• The Role Of Reverse Osmosis (RO) Membranes In The Battle Against PFAS

    As the global concern over per- and polyfluoroalkyl substances (PFAS) contamination continues to escalate, innovative solutions are becoming increasingly pivotal in the pursuit of clean and safe water resources. The City of Rome Water and Sewer Division conducted a comprehensive pilot to identify a treatment process for removing PFAS from the water supply, including high recovery reverse osmosis technologies.

  • The Building Blocks Of PFAS Expertise

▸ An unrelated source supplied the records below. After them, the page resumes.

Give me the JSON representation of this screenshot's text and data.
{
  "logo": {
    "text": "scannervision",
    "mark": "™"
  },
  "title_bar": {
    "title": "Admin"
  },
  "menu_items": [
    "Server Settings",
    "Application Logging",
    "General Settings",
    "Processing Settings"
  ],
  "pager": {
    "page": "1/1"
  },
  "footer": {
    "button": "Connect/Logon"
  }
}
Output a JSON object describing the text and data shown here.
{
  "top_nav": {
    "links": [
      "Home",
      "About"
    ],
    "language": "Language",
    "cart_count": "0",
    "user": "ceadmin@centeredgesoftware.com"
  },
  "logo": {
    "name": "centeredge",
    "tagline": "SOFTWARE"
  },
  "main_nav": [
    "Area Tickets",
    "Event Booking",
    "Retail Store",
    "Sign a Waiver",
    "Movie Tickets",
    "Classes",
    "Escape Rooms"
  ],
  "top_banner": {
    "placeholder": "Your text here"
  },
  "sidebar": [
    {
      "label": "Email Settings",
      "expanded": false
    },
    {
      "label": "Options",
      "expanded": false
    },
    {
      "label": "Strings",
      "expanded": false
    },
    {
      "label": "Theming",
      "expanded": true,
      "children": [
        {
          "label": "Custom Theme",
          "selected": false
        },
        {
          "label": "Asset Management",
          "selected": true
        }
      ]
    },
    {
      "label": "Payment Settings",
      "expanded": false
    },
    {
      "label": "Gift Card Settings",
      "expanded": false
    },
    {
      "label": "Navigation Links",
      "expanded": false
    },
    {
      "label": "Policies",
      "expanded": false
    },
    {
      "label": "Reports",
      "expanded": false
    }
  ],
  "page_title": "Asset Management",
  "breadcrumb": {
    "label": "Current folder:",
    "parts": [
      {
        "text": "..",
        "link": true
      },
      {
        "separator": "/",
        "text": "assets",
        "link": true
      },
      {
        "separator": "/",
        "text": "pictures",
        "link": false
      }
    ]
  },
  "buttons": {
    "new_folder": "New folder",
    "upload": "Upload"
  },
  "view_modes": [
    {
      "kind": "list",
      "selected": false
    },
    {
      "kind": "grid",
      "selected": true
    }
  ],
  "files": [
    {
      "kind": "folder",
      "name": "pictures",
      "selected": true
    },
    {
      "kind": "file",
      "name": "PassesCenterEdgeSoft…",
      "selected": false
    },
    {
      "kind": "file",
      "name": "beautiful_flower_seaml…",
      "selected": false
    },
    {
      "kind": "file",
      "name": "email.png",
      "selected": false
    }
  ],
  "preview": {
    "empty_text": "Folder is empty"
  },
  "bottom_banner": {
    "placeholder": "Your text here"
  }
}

    PFAS, or per- and polyfluoroalkyl substances, are quickly emerging into a major environmental and human health concern. Characterized by their extreme resistance to breaking down — owing to the molecules’ carbon-fluorine bonds, the strongest in organic chemistry — PFAS are persistent in the environment and can be found in water, wastewater, soils, air, food, and in the blood of humans and animals.

  • This Small Midwestern City Is Showing The U.S. How To Fight Lead, PFAS Contamination

    Water systems throughout the U.S. continue to struggle with two major contamination trends, but progress gaining traction in the Midwest may have some answers for how they can make more of federal funding.

  • Predicting How Effective Water Filters Are At Removing A Variety Of PFAS

    A major topic of research for EPA researchers is evaluating how effective different water treatment technologies are at removing PFAS from drinking water. Unfortunately, there are thousands of different types of PFAS chemicals and each of them may respond differently to the same type of water treatment technology.

  • Most Americans Are Oblivious To 'Forever Chemicals' And Risks

    Texas A&M AgriLife scientists conducting the first generalized U.S. study on public awareness of perfluoroalkyl and polyfluoroalkyl substances, or PFAS, found most Americans do not know what the substances are or have knowledge of any potential associated risks.

  • ALTRA | SANEXEN Wins International Influence Award From The CETEQ

    ALTRA | SANEXEN has won the International Influence Award from the Conseil des entreprises en technologies environnementales du Québec (“CETEQ”). 

  • Does The Water Industry Have What It Takes To Meet EPA's Proposed Tough Restrictions On PFAS?

    Read about how the EPA is looking at public water systems to shoulder the hard and expensive work of testing and treating source water for PFAS.

  • Converting PFAS 'Forever Chemicals' Into Valuable Compounds

    Commonly known as “forever chemicals,” PFAS are notorious for persisting in the environment and in our bodies. Osaka Metropolitan University chemists may put an end to the “forever” life of PFAS with their simple yet innovative technique that converts these harmful substances into valuable compounds.

  • How PFAS Are Getting Into Miami's Biscayne Bay

    PFAS, the "forever chemicals" that have been raising health concerns across the country, are not just a problem in drinking water. As these chemicals leach out of failing septic systems and landfills and wash off airport runways and farm fields, they can end up in streams that ultimately discharge into ocean ecosystems where fish, dolphins, manatees, sharks, and other marine species live.

  • New EPA Data Show Millions More Have ‘Forever Chemicals’ In Drinking Water

    New data released by the Environmental Protection Agency show 44 million people have toxic “forever chemicals” known as PFAS in their drinking water after collecting test results from fewer than one-third of the nation’s drinking water supplies.



In this episode of Water Talk, we sit down with Tonya Chandler from BioLargo. 


Per- and polyfluoroalkyl substances (PFAS) are a group of man-made chemicals that have sometimes been called “forever chemicals” for their persistent nature in the environment, difficulty to remove through treatment, and bioaccumulation in humans and animals. Two types of PFAS — perfluorooctane sulfonate (PFOS) and perfluorooctanoic acid (PFOA) — have been identified as toxic by the U.S. EPA, while many more of the nearly 5,000 PFAS formulas are either suspected contaminants or have yet to be studied thoroughly. Originally developed for non-stick coatings, stain-repellant fabric treatments, and firefighting foams, PFAS are especially prevalent near former areas of high use — such as manufacturing facilities, airports, military bases, or the sites of large fires — yet widely problematic.

In February 2020, the EPA issued preliminary determinations to regulate PFOA and PFOS under the Safe Drinking Water Act (SDWA) and establish the first national PFAS monitoring and treatment requirements for drinking water utilities (see EPA’s PFAS Action Plan). Numerous U.S. states, however, have already developed rules and guidance for PFAS.

This solution center addresses the topics and questions most important to drinking water professionals as the PFAS issue evolves — How does PFAS get into drinking water? How do utilities monitor for PFAS? What treatment technologies remove PFAS? What are the regulatory limits for PFAS? — with answers provided through breaking news stories, editorial insight, and technical discussions.